I’m thinking about feeding
our chickens more homegrown seeds this year, so I decided I’d better
look into the one safety issue — phytic acid (aka phytates).
sums up the issue in a nutshell:
is present in beans, seeds, nuts, grains—especially in the bran or
outer hull; phytates
are also found in tubers, and trace amounts occur in certain fruits and
vegetables like berries and green beans. Up to 80 percent of the
phosphorus—a vital mineral for bones and health—present in grains is
locked into an unusable form as phytate. When a diet including more than
small amounts of phytate is consumed, the body will bind
calcium to phytic
acid and form insoluble phytate
complexes. The net result is you lose calcium, and don’t absorb
phosphorus. Further, research suggests that we will absorb
approximately 20 percent more zinc and 60 percent magnesium from our
food when phytate
So, feeding your
chickens (or yourselves) lots of raw beans, seeds, nuts, and grains can
make them malnourished since they won’t be able to get the phosphorus,
calcium, zinc, and magnesium they need. Luckily, there are
several possible solutions.
the seeds. Especially with legumes, soaking the seeds at

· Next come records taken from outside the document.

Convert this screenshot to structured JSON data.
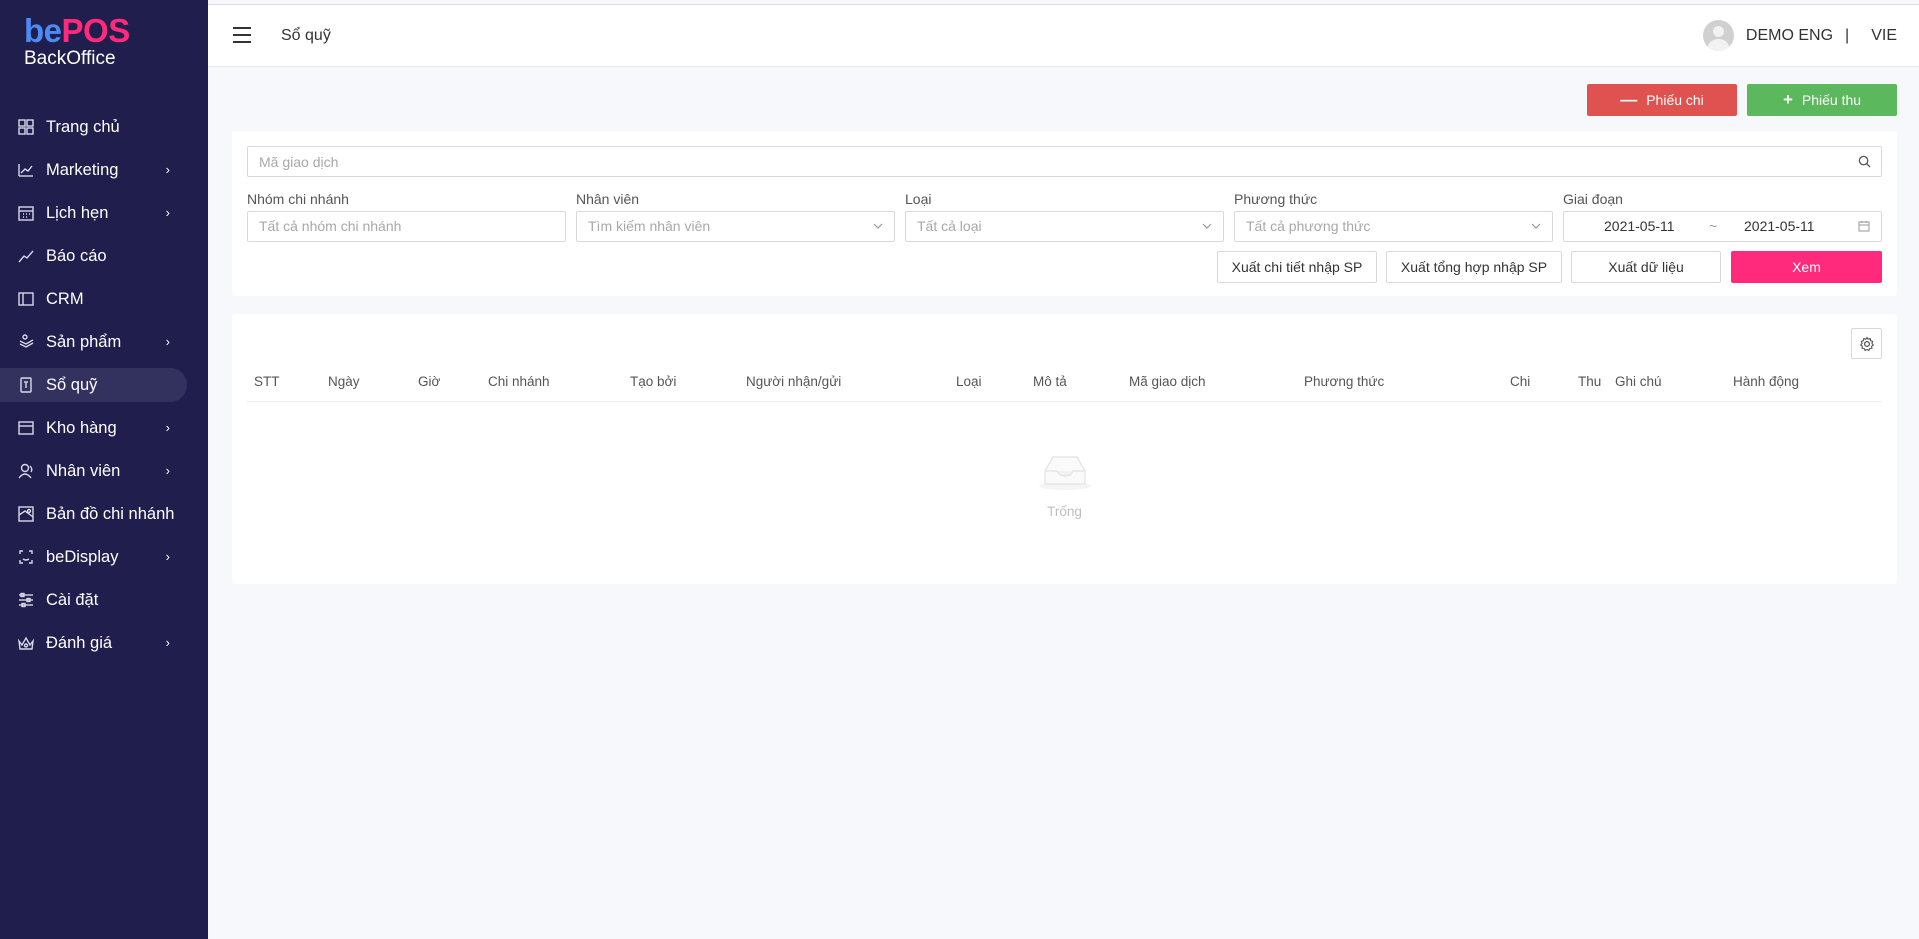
{
  "brand": {
    "be": "be",
    "pos": "POS",
    "sub": "BackOffice"
  },
  "sidebar": {
    "items": [
      {
        "label": "Trang chủ",
        "icon": "grid-icon",
        "chevron": false,
        "active": false
      },
      {
        "label": "Marketing",
        "icon": "chart-line-icon",
        "chevron": true,
        "active": false
      },
      {
        "label": "Lịch hẹn",
        "icon": "calendar-icon",
        "chevron": true,
        "active": false
      },
      {
        "label": "Báo cáo",
        "icon": "trend-icon",
        "chevron": false,
        "active": false
      },
      {
        "label": "CRM",
        "icon": "crm-icon",
        "chevron": false,
        "active": false
      },
      {
        "label": "Sản phẩm",
        "icon": "product-icon",
        "chevron": true,
        "active": false
      },
      {
        "label": "Sổ quỹ",
        "icon": "cashbook-icon",
        "chevron": false,
        "active": true
      },
      {
        "label": "Kho hàng",
        "icon": "warehouse-icon",
        "chevron": true,
        "active": false
      },
      {
        "label": "Nhân viên",
        "icon": "staff-icon",
        "chevron": true,
        "active": false
      },
      {
        "label": "Bản đồ chi nhánh",
        "icon": "map-icon",
        "chevron": false,
        "active": false
      },
      {
        "label": "beDisplay",
        "icon": "display-icon",
        "chevron": true,
        "active": false
      },
      {
        "label": "Cài đặt",
        "icon": "settings-sliders-icon",
        "chevron": false,
        "active": false
      },
      {
        "label": "Đánh giá",
        "icon": "rating-icon",
        "chevron": true,
        "active": false
      }
    ],
    "chevron_glyph": "›"
  },
  "header": {
    "title": "Sổ quỹ",
    "user": "DEMO ENG",
    "separator": "|",
    "language": "VIE"
  },
  "actions": {
    "expense_label": "Phiếu chi",
    "expense_symbol": "—",
    "income_label": "Phiếu thu",
    "income_symbol": "+"
  },
  "filters": {
    "search_placeholder": "Mã giao dịch",
    "branch_group": {
      "label": "Nhóm chi nhánh",
      "placeholder": "Tất cả nhóm chi nhánh"
    },
    "staff": {
      "label": "Nhân viên",
      "placeholder": "Tìm kiếm nhân viên"
    },
    "type": {
      "label": "Loại",
      "placeholder": "Tất cả loại"
    },
    "method": {
      "label": "Phương thức",
      "placeholder": "Tất cả phương thức"
    },
    "period": {
      "label": "Giai đoạn",
      "from": "2021-05-11",
      "sep": "~",
      "to": "2021-05-11"
    },
    "export_detail": "Xuất chi tiết nhập SP",
    "export_summary": "Xuất tổng hợp nhập SP",
    "export_data": "Xuất dữ liệu",
    "view": "Xem"
  },
  "table": {
    "columns": [
      "STT",
      "Ngày",
      "Giờ",
      "Chi nhánh",
      "Tạo bởi",
      "Người nhận/gửi",
      "Loại",
      "Mô tả",
      "Mã giao dịch",
      "Phương thức",
      "Chi",
      "Thu",
      "Ghi chú",
      "Hành động"
    ],
    "empty_text": "Trống"
  },
  "colors": {
    "sidebar_bg": "#201e4d",
    "brand_blue": "#4a8bf5",
    "brand_pink": "#ff2a7c",
    "expense_red": "#e0524f",
    "income_green": "#5cb85c"
  }
}
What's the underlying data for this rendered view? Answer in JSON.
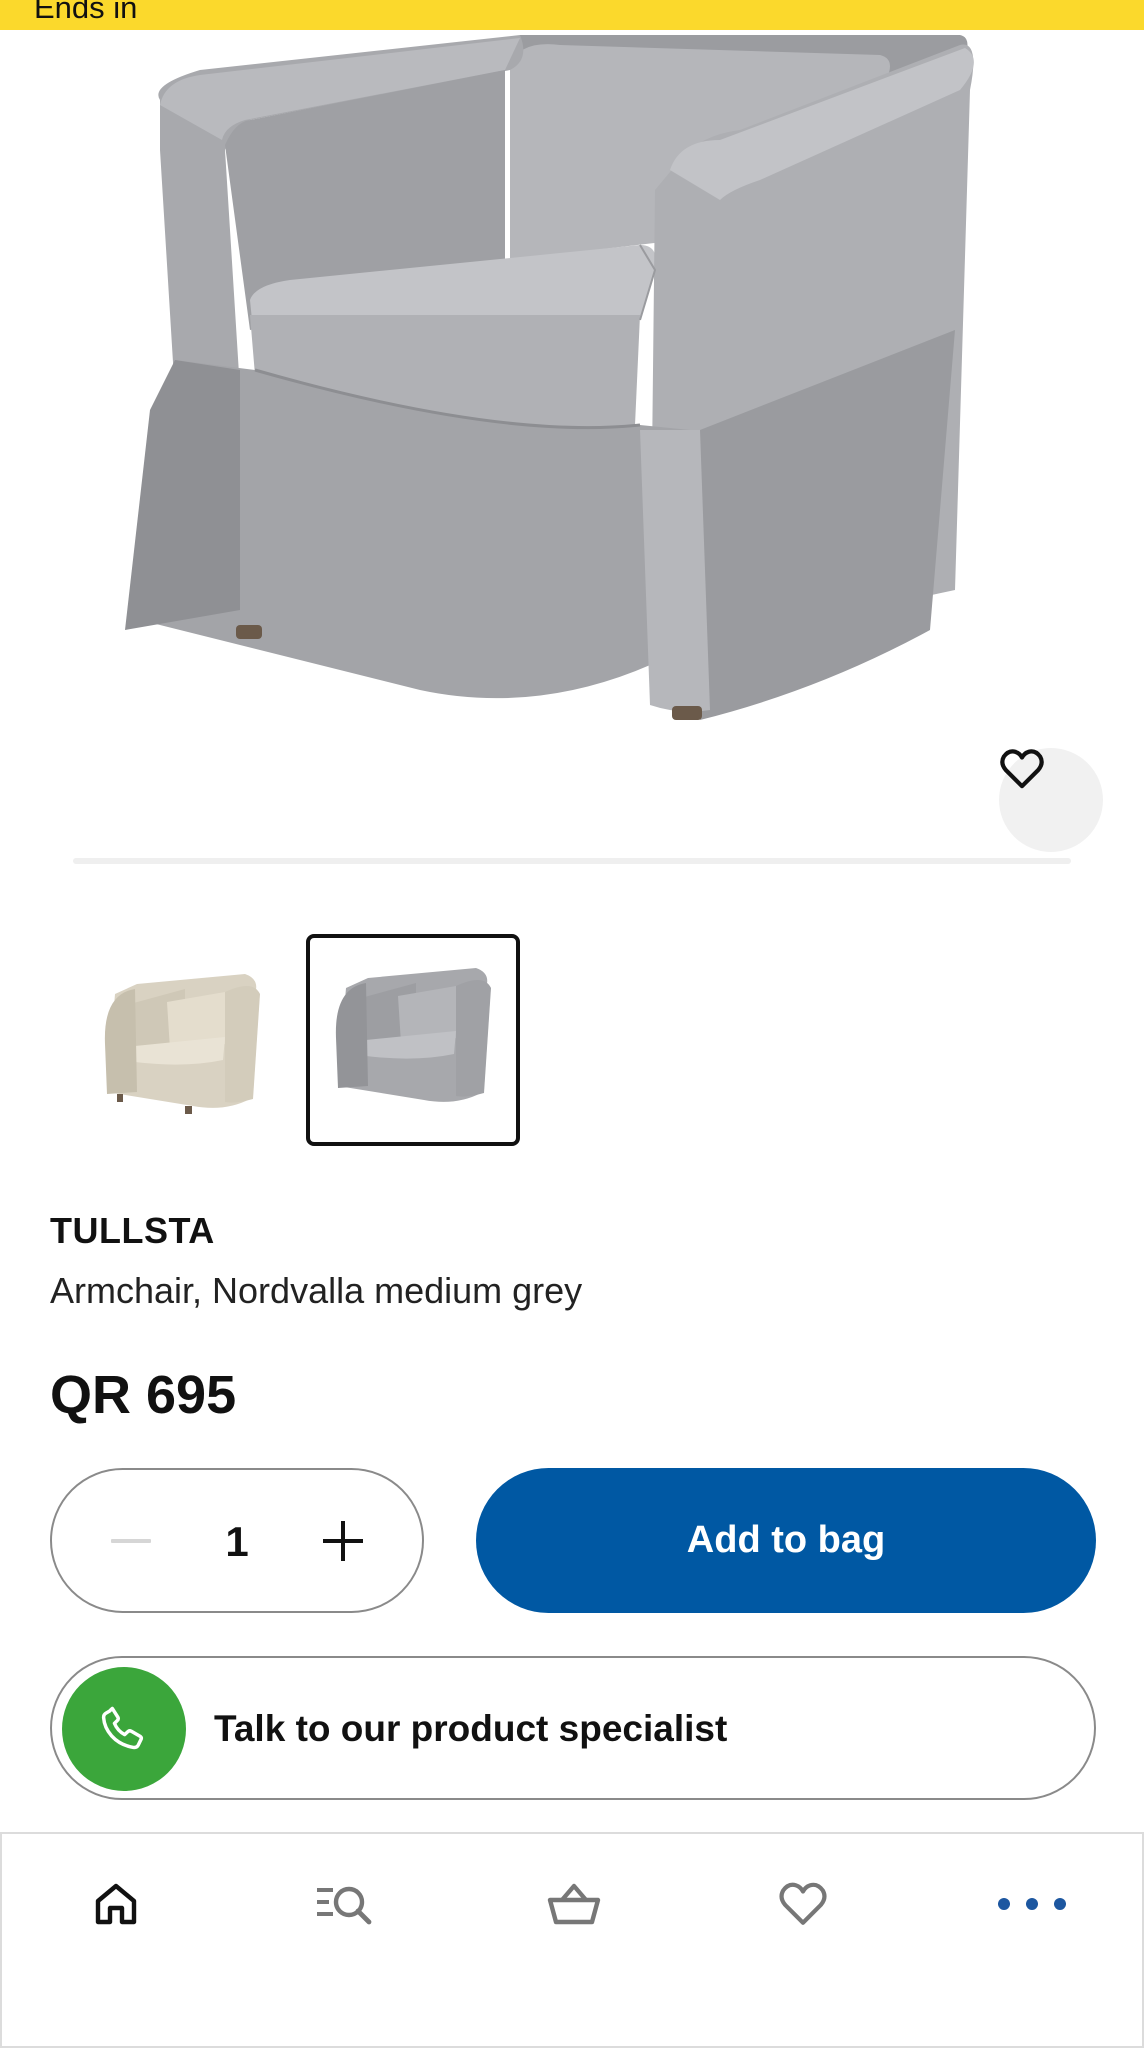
{
  "promo_banner": {
    "text": "Ends in"
  },
  "product": {
    "brand": "TULLSTA",
    "description": "Armchair, Nordvalla medium grey",
    "price": "QR 695",
    "quantity": "1",
    "add_to_bag_label": "Add to bag",
    "selected_thumbnail": 2
  },
  "thumbnails": [
    {
      "variant": "beige"
    },
    {
      "variant": "medium grey",
      "selected": true
    }
  ],
  "specialist": {
    "label": "Talk to our product specialist"
  },
  "colors": {
    "banner": "#fbd92c",
    "primary": "#0058a3",
    "phone": "#3ba63b",
    "nav_active": "#1d57a0"
  },
  "icons": {
    "favorite": "heart-icon",
    "minus": "minus-icon",
    "plus": "plus-icon",
    "phone": "phone-icon",
    "nav": [
      "home-icon",
      "search-list-icon",
      "shopping-basket-icon",
      "heart-icon",
      "more-dots-icon"
    ]
  }
}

warm temperatures (140 degrees Fahrenheit is most effective) for up to
36 hours can reduce the phytic acid content enough to double the
nutrition you get from the seeds. Just soaking for 18 hours at
room temperature removed half to two thirds of the phytic acid from
three kinds of beans. This is much more effective than sprouting
the seeds or cooking them. See this
blog for more information.
- Remove the seed coat.
the phytic acid is found in the seed coat, so white flours and similar
products are much safer in this respect. Unfortunately, most of
nutrition in seeds is also found in the seed coat, so you should use
this technique with caution.
- Grind seeds and soak the mash.
Traditionally, farmers used to grind grains and legumes into a mash
which they soaked before feeding it to pigs and chickens.
(Ruminants don’t have as much trouble with phytic acid, so this wasn’t
necessary when feeding cows, etc.) This technique activates a
protein called phytase, which is already found in the seeds (especially
in rye) and which breaks down the troublesome phytic acid. This
is also part of the theory behind making sourdough bread.
- Choose seeds lower in phytic acid.
the best sources of protein also seem to be the worst phytic acid
offenders. Soybeans, peanuts, almonds, and sunflower seeds have
three times as much phytic acid as cowpeas (which seem to be one of the
safer seeds.) Grains tend to fall somewhere in the middle.
- Grow our own seeds.
acid content within the same type of seed varies drastically depending
on how the seeds were grown. Some studies suggest that raising
seeds with compost instead of chemical fertilizer (especially high
phosphate fertilizer) will reduce the phytic acid content.
Fresher seeds will also help since these seeds have more phytase to
counteract the phytic acid.
- Increase vitamin C in the diet.
Ascorbic acid in the diet has been shown to counteract the effects of
phytic acid, at least with regard to iron absorption. So, if you
your chickens a lot of fresh fruits and vegetables at all times rather
than making seeds the entirety of their diets, the phytic acid won’t be
as much of a problem. In general, the more well-rounded your
chickens’ diet is, the less difference a bit of phytic acid will make
in their lives.
Does that sound
complicated enough to send you scurrying away from trying to make your
own chicken feed? I hope not — after all, I suspect the big
feed companies don’t pay that much attention to phytic acid when they
mix their feeds. Some scientists suggest that the high phosphorus
levels in chicken manure are the direct result of feeding chickens food
high in phytic acid which they can’t digest. Surely we can do
complicated, their water is simple. Clean water means healthy
hens. Keep your chickens’ water clean with our homemade chicken